2There is $2.4 million in revenue in the general fund and $3.4 million in expenditures. Redfield said approximately $1 million of those expenditures are transfers to CIPs, due to the audit finding of too much money sitting in the general fund. There will be an anticipated ending cash balance of $883,000.

3CIP accounts receiving a transfer from the general fund are $20,000 to police pension and training; $210,000 to snow removal; $50,000 to city hall; $50,000 to parks; $50,000 to police equipment and vehicles; $175,000 to street equipment; $175,000 to street construction; and $100,000 to fire equipment. CIP accounts are not required to be spent within a certain time frame.

4A new city-wide snow removal district was enacted last year and this is the first year it will appear on property taxes at $25 per lot.

“Something that I think is important for people to understand is that $25 is not specifically for the street in front of your house,” Redfield said. “Although we do get to residential eventually, that $25 is for the snow removal of emergency routes, school routes, downtown, all of that. Once those are taken care of, we move out to residential.”

5For several fiscal years, the city has been cutting general fund expenditures. In order to balance to the budget, transfers have been made from the oil and gas severance fund. Redfield said this is the first fiscal year the city didn’t have to budget a transfer to the general fund.

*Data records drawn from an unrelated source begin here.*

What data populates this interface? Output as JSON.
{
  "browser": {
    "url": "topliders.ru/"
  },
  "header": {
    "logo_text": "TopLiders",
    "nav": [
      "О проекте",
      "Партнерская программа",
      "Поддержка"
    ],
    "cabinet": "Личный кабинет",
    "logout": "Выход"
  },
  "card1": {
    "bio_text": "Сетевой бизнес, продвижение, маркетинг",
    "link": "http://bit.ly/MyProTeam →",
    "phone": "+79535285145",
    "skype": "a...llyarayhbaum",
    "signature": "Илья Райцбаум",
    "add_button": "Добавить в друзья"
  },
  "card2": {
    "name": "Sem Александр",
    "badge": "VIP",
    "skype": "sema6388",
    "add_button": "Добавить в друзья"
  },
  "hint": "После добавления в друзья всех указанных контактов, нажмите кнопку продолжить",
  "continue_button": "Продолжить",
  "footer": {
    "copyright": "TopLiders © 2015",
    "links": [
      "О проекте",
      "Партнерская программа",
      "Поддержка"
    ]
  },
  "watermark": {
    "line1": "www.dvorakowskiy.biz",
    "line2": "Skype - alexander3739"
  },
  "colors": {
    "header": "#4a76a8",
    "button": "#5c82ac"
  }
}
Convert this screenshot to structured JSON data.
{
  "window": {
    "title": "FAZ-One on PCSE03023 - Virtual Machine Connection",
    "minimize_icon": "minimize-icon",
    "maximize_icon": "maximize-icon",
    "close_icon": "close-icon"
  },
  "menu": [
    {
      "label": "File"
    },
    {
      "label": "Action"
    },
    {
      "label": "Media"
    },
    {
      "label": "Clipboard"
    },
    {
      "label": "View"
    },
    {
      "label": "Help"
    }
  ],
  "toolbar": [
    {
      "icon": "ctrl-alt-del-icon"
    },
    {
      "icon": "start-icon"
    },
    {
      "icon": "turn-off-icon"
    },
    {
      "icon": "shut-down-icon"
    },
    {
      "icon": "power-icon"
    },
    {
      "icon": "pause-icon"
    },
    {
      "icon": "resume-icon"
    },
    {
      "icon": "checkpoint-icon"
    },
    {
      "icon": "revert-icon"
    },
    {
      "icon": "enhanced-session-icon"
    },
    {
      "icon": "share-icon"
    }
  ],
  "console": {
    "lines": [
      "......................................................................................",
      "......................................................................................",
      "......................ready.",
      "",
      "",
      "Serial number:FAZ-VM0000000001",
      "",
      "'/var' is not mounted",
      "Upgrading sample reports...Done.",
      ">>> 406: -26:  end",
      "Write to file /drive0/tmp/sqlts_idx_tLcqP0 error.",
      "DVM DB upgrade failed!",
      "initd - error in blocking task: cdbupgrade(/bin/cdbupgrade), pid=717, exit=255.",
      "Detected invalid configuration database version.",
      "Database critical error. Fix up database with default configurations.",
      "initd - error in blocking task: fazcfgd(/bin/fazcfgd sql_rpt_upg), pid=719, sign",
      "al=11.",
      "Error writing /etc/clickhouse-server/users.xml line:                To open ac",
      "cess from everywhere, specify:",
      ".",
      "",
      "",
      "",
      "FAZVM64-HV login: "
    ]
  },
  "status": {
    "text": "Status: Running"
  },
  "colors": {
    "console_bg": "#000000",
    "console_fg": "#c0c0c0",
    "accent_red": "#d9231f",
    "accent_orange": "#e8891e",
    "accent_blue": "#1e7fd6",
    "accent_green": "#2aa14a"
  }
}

6SID 100 and SID 103 were paid off early and citizens in those districts can expect small refunds. Redfield gave a tentative timeline for refunds and said they will begin being processed in January and issued in February.

7Three years ago, the City of Sidney transferred $50,000 to a city hall CIP to be used for building renovations. City hall hopes to expand into the old firehall next door and renovate the entire building. Another $50,000 was transferred this year, bringing the total to $100,000. Redfield said a rough estimate of total building renovation was around $1 million, so the project is many years away, as the city only makes the transfer when the budget allows. In the meantime, the fund may be used for office expenditures, like new computers or office equipment.

8Ten years ago the city and the county began the Downtown Enhancement Fund, which currently sits at $64,000. The money was used for the project on Lincoln Avenue, as well as the lighted pedestrian and speed radar signs in school zones.

9Citizens will see an increase in property taxes for garbage services. The city is currently working with four garbage trucks, three of which are in need of replacement. Redfield said new garbage trucks cost around $350,000 each and the last taxpayers saw for garbage services was about five years ago. The fee will go from $150 to $175 this year.

10The increase in garbage and the increase in snow removal costs amount to about $4.16 per month per property.